**To do:**
Set the entries down again exactly; none may be skipped.

**Data for analysis:**
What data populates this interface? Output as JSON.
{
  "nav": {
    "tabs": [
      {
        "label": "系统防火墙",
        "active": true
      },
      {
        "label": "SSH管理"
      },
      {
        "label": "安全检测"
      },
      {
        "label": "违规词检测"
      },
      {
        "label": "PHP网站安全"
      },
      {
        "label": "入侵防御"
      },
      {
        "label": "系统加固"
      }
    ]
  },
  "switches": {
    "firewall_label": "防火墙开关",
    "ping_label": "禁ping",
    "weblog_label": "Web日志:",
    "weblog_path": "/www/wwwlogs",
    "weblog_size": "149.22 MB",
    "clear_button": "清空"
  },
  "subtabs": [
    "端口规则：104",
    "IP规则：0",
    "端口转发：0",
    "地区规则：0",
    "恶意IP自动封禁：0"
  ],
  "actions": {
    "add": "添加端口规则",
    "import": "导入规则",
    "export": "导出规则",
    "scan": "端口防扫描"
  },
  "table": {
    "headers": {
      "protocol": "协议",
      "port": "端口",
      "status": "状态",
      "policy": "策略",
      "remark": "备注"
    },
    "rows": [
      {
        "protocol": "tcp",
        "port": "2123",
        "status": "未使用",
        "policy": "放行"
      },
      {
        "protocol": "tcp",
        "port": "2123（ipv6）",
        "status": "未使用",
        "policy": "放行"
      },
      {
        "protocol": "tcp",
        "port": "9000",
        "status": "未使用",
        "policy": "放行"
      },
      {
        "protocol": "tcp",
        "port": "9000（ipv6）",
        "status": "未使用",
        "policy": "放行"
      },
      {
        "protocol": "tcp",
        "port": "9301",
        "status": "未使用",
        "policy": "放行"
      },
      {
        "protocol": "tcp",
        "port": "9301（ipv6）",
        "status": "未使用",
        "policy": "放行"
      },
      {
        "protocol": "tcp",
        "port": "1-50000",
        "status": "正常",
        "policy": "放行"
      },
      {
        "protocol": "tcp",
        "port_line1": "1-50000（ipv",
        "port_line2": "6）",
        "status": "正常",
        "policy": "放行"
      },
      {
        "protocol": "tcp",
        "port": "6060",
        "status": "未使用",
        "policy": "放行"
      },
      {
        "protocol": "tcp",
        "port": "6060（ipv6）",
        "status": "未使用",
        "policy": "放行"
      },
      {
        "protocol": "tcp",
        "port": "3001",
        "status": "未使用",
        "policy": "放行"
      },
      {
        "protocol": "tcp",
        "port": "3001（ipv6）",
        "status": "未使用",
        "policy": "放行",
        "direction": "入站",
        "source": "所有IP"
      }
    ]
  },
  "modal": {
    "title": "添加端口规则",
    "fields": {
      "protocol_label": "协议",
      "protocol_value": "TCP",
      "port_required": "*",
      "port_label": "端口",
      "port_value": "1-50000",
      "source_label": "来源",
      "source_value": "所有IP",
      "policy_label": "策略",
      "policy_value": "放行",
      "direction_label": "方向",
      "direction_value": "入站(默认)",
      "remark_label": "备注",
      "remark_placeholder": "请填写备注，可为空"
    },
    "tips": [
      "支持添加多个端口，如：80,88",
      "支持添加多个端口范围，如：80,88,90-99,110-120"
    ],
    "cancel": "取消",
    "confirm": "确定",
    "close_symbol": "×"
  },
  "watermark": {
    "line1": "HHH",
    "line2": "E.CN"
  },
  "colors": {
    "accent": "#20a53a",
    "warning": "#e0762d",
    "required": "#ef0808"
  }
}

**Task response:**
What data populates this interface? Output as JSON.
{
  "nav": {
    "tabs": [
      {
        "label": "系统防火墙",
        "active": true
      },
      {
        "label": "SSH管理"
      },
      {
        "label": "安全检测"
      },
      {
        "label": "违规词检测"
      },
      {
        "label": "PHP网站安全"
      },
      {
        "label": "入侵防御"
      },
      {
        "label": "系统加固"
      }
    ]
  },
  "switches": {
    "firewall_label": "防火墙开关",
    "ping_label": "禁ping",
    "weblog_label": "Web日志:",
    "weblog_path": "/www/wwwlogs",
    "weblog_size": "149.22 MB",
    "clear_button": "清空"
  },
  "subtabs": [
    "端口规则：104",
    "IP规则：0",
    "端口转发：0",
    "地区规则：0",
    "恶意IP自动封禁：0"
  ],
  "actions": {
    "add": "添加端口规则",
    "import": "导入规则",
    "export": "导出规则",
    "scan": "端口防扫描"
  },
  "table": {
    "headers": {
      "protocol": "协议",
      "port": "端口",
      "status": "状态",
      "policy": "策略",
      "remark": "备注"
    },
    "rows": [
      {
        "protocol": "tcp",
        "port": "2123",
        "status": "未使用",
        "policy": "放行"
      },
      {
        "protocol": "tcp",
        "port": "2123（ipv6）",
        "status": "未使用",
        "policy": "放行"
      },
      {
        "protocol": "tcp",
        "port": "9000",
        "status": "未使用",
        "policy": "放行"
      },
      {
        "protocol": "tcp",
        "port": "9000（ipv6）",
        "status": "未使用",
        "policy": "放行"
      },
      {
        "protocol": "tcp",
        "port": "9301",
        "status": "未使用",
        "policy": "放行"
      },
      {
        "protocol": "tcp",
        "port": "9301（ipv6）",
        "status": "未使用",
        "policy": "放行"
      },
      {
        "protocol": "tcp",
        "port": "1-50000",
        "status": "正常",
        "policy": "放行"
      },
      {
        "protocol": "tcp",
        "port_line1": "1-50000（ipv",
        "port_line2": "6）",
        "status": "正常",
        "policy": "放行"
      },
      {
        "protocol": "tcp",
        "port": "6060",
        "status": "未使用",
        "policy": "放行"
      },
      {
        "protocol": "tcp",
        "port": "6060（ipv6）",
        "status": "未使用",
        "policy": "放行"
      },
      {
        "protocol": "tcp",
        "port": "3001",
        "status": "未使用",
        "policy": "放行"
      },
      {
        "protocol": "tcp",
        "port": "3001（ipv6）",
        "status": "未使用",
        "policy": "放行",
        "direction": "入站",
        "source": "所有IP"
      }
    ]
  },
  "modal": {
    "title": "添加端口规则",
    "fields": {
      "protocol_label": "协议",
      "protocol_value": "TCP",
      "port_required": "*",
      "port_label": "端口",
      "port_value": "1-50000",
      "source_label": "来源",
      "source_value": "所有IP",
      "policy_label": "策略",
      "policy_value": "放行",
      "direction_label": "方向",
      "direction_value": "入站(默认)",
      "remark_label": "备注",
      "remark_placeholder": "请填写备注，可为空"
    },
    "tips": [
      "支持添加多个端口，如：80,88",
      "支持添加多个端口范围，如：80,88,90-99,110-120"
    ],
    "cancel": "取消",
    "confirm": "确定",
    "close_symbol": "×"
  },
  "watermark": {
    "line1": "HHH",
    "line2": "E.CN"
  },
  "colors": {
    "accent": "#20a53a",
    "warning": "#e0762d",
    "required": "#ef0808"
  }
}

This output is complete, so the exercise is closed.